Brief:
Each record that follows should be reproduced in full, character for character.

[Web page and app entries]

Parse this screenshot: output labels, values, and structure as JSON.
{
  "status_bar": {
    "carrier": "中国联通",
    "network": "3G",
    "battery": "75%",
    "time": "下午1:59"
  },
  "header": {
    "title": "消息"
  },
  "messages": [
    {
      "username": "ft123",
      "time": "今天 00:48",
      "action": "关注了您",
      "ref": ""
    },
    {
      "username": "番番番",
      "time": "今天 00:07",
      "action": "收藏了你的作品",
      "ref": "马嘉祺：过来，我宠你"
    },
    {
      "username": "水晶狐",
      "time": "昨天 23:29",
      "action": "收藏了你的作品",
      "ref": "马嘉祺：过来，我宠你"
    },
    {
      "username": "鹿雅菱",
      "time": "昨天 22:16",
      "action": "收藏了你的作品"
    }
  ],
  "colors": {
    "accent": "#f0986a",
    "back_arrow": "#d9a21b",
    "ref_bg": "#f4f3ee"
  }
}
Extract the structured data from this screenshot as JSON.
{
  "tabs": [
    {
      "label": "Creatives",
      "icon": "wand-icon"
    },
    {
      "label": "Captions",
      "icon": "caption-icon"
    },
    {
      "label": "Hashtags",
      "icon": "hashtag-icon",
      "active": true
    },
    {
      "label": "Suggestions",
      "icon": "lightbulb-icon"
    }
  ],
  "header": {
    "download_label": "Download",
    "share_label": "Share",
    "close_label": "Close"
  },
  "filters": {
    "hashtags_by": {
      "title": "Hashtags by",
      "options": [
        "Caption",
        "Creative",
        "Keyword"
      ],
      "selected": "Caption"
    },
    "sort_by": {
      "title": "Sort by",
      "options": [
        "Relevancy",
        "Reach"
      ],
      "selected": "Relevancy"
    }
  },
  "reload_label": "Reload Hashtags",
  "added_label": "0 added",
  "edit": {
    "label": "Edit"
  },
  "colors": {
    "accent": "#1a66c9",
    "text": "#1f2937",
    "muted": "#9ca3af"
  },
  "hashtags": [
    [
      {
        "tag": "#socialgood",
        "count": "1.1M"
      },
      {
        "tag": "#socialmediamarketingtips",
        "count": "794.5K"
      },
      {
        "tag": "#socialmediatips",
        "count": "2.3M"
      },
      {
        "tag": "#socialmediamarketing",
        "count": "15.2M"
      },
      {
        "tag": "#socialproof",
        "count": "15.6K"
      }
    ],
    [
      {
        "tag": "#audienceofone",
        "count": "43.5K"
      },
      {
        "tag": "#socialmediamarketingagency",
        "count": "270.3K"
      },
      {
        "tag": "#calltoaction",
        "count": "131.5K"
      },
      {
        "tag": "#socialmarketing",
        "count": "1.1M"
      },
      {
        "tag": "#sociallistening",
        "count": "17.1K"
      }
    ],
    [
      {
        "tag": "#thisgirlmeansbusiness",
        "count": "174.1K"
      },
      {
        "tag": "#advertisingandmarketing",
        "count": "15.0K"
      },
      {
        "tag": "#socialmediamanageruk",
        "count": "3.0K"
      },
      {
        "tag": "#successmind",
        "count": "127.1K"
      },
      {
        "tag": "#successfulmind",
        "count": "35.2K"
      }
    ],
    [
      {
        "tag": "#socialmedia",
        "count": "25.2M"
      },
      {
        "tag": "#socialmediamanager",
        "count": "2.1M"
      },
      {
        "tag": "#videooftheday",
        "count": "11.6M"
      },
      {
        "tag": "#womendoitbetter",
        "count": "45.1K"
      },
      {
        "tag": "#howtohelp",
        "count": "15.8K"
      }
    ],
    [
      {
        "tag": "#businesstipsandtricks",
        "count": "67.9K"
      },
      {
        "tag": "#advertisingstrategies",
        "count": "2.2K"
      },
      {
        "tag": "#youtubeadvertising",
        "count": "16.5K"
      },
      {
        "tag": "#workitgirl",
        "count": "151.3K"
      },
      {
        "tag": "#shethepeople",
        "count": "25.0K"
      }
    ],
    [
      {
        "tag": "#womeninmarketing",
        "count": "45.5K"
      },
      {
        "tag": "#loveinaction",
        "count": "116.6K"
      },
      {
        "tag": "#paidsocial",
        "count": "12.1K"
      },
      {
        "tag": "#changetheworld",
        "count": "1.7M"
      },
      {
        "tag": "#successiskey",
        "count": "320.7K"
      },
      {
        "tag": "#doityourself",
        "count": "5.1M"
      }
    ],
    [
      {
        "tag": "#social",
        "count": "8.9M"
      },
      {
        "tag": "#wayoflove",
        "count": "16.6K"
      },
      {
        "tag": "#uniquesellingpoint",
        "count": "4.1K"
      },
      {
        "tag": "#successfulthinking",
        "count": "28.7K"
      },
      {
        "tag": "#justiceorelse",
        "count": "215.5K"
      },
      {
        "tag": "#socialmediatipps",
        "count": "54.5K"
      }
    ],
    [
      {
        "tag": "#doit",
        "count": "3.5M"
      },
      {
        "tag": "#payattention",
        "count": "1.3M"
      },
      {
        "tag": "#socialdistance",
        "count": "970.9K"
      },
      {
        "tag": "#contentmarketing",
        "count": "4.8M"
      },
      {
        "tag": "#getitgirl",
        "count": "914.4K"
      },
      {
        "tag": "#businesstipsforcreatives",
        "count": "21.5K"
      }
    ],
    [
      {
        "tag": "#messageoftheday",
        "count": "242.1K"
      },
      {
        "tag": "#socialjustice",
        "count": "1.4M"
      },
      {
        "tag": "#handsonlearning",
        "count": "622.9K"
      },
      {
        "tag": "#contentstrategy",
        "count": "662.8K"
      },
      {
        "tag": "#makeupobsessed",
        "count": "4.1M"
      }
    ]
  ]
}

Finished task:
Parse this screenshot: output labels, values, and structure as JSON.
{
  "status_bar": {
    "carrier": "中国联通",
    "network": "3G",
    "battery": "75%",
    "time": "下午1:59"
  },
  "header": {
    "title": "消息"
  },
  "messages": [
    {
      "username": "ft123",
      "time": "今天 00:48",
      "action": "关注了您",
      "ref": ""
    },
    {
      "username": "番番番",
      "time": "今天 00:07",
      "action": "收藏了你的作品",
      "ref": "马嘉祺：过来，我宠你"
    },
    {
      "username": "水晶狐",
      "time": "昨天 23:29",
      "action": "收藏了你的作品",
      "ref": "马嘉祺：过来，我宠你"
    },
    {
      "username": "鹿雅菱",
      "time": "昨天 22:16",
      "action": "收藏了你的作品"
    }
  ],
  "colors": {
    "accent": "#f0986a",
    "back_arrow": "#d9a21b",
    "ref_bg": "#f4f3ee"
  }
}
Extract the structured data from this screenshot as JSON.
{
  "tabs": [
    {
      "label": "Creatives",
      "icon": "wand-icon"
    },
    {
      "label": "Captions",
      "icon": "caption-icon"
    },
    {
      "label": "Hashtags",
      "icon": "hashtag-icon",
      "active": true
    },
    {
      "label": "Suggestions",
      "icon": "lightbulb-icon"
    }
  ],
  "header": {
    "download_label": "Download",
    "share_label": "Share",
    "close_label": "Close"
  },
  "filters": {
    "hashtags_by": {
      "title": "Hashtags by",
      "options": [
        "Caption",
        "Creative",
        "Keyword"
      ],
      "selected": "Caption"
    },
    "sort_by": {
      "title": "Sort by",
      "options": [
        "Relevancy",
        "Reach"
      ],
      "selected": "Relevancy"
    }
  },
  "reload_label": "Reload Hashtags",
  "added_label": "0 added",
  "edit": {
    "label": "Edit"
  },
  "colors": {
    "accent": "#1a66c9",
    "text": "#1f2937",
    "muted": "#9ca3af"
  },
  "hashtags": [
    [
      {
        "tag": "#socialgood",
        "count": "1.1M"
      },
      {
        "tag": "#socialmediamarketingtips",
        "count": "794.5K"
      },
      {
        "tag": "#socialmediatips",
        "count": "2.3M"
      },
      {
        "tag": "#socialmediamarketing",
        "count": "15.2M"
      },
      {
        "tag": "#socialproof",
        "count": "15.6K"
      }
    ],
    [
      {
        "tag": "#audienceofone",
        "count": "43.5K"
      },
      {
        "tag": "#socialmediamarketingagency",
        "count": "270.3K"
      },
      {
        "tag": "#calltoaction",
        "count": "131.5K"
      },
      {
        "tag": "#socialmarketing",
        "count": "1.1M"
      },
      {
        "tag": "#sociallistening",
        "count": "17.1K"
      }
    ],
    [
      {
        "tag": "#thisgirlmeansbusiness",
        "count": "174.1K"
      },
      {
        "tag": "#advertisingandmarketing",
        "count": "15.0K"
      },
      {
        "tag": "#socialmediamanageruk",
        "count": "3.0K"
      },
      {
        "tag": "#successmind",
        "count": "127.1K"
      },
      {
        "tag": "#successfulmind",
        "count": "35.2K"
      }
    ],
    [
      {
        "tag": "#socialmedia",
        "count": "25.2M"
      },
      {
        "tag": "#socialmediamanager",
        "count": "2.1M"
      },
      {
        "tag": "#videooftheday",
        "count": "11.6M"
      },
      {
        "tag": "#womendoitbetter",
        "count": "45.1K"
      },
      {
        "tag": "#howtohelp",
        "count": "15.8K"
      }
    ],
    [
      {
        "tag": "#businesstipsandtricks",
        "count": "67.9K"
      },
      {
        "tag": "#advertisingstrategies",
        "count": "2.2K"
      },
      {
        "tag": "#youtubeadvertising",
        "count": "16.5K"
      },
      {
        "tag": "#workitgirl",
        "count": "151.3K"
      },
      {
        "tag": "#shethepeople",
        "count": "25.0K"
      }
    ],
    [
      {
        "tag": "#womeninmarketing",
        "count": "45.5K"
      },
      {
        "tag": "#loveinaction",
        "count": "116.6K"
      },
      {
        "tag": "#paidsocial",
        "count": "12.1K"
      },
      {
        "tag": "#changetheworld",
        "count": "1.7M"
      },
      {
        "tag": "#successiskey",
        "count": "320.7K"
      },
      {
        "tag": "#doityourself",
        "count": "5.1M"
      }
    ],
    [
      {
        "tag": "#social",
        "count": "8.9M"
      },
      {
        "tag": "#wayoflove",
        "count": "16.6K"
      },
      {
        "tag": "#uniquesellingpoint",
        "count": "4.1K"
      },
      {
        "tag": "#successfulthinking",
        "count": "28.7K"
      },
      {
        "tag": "#justiceorelse",
        "count": "215.5K"
      },
      {
        "tag": "#socialmediatipps",
        "count": "54.5K"
      }
    ],
    [
      {
        "tag": "#doit",
        "count": "3.5M"
      },
      {
        "tag": "#payattention",
        "count": "1.3M"
      },
      {
        "tag": "#socialdistance",
        "count": "970.9K"
      },
      {
        "tag": "#contentmarketing",
        "count": "4.8M"
      },
      {
        "tag": "#getitgirl",
        "count": "914.4K"
      },
      {
        "tag": "#businesstipsforcreatives",
        "count": "21.5K"
      }
    ],
    [
      {
        "tag": "#messageoftheday",
        "count": "242.1K"
      },
      {
        "tag": "#socialjustice",
        "count": "1.4M"
      },
      {
        "tag": "#handsonlearning",
        "count": "622.9K"
      },
      {
        "tag": "#contentstrategy",
        "count": "662.8K"
      },
      {
        "tag": "#makeupobsessed",
        "count": "4.1M"
      }
    ]
  ]
}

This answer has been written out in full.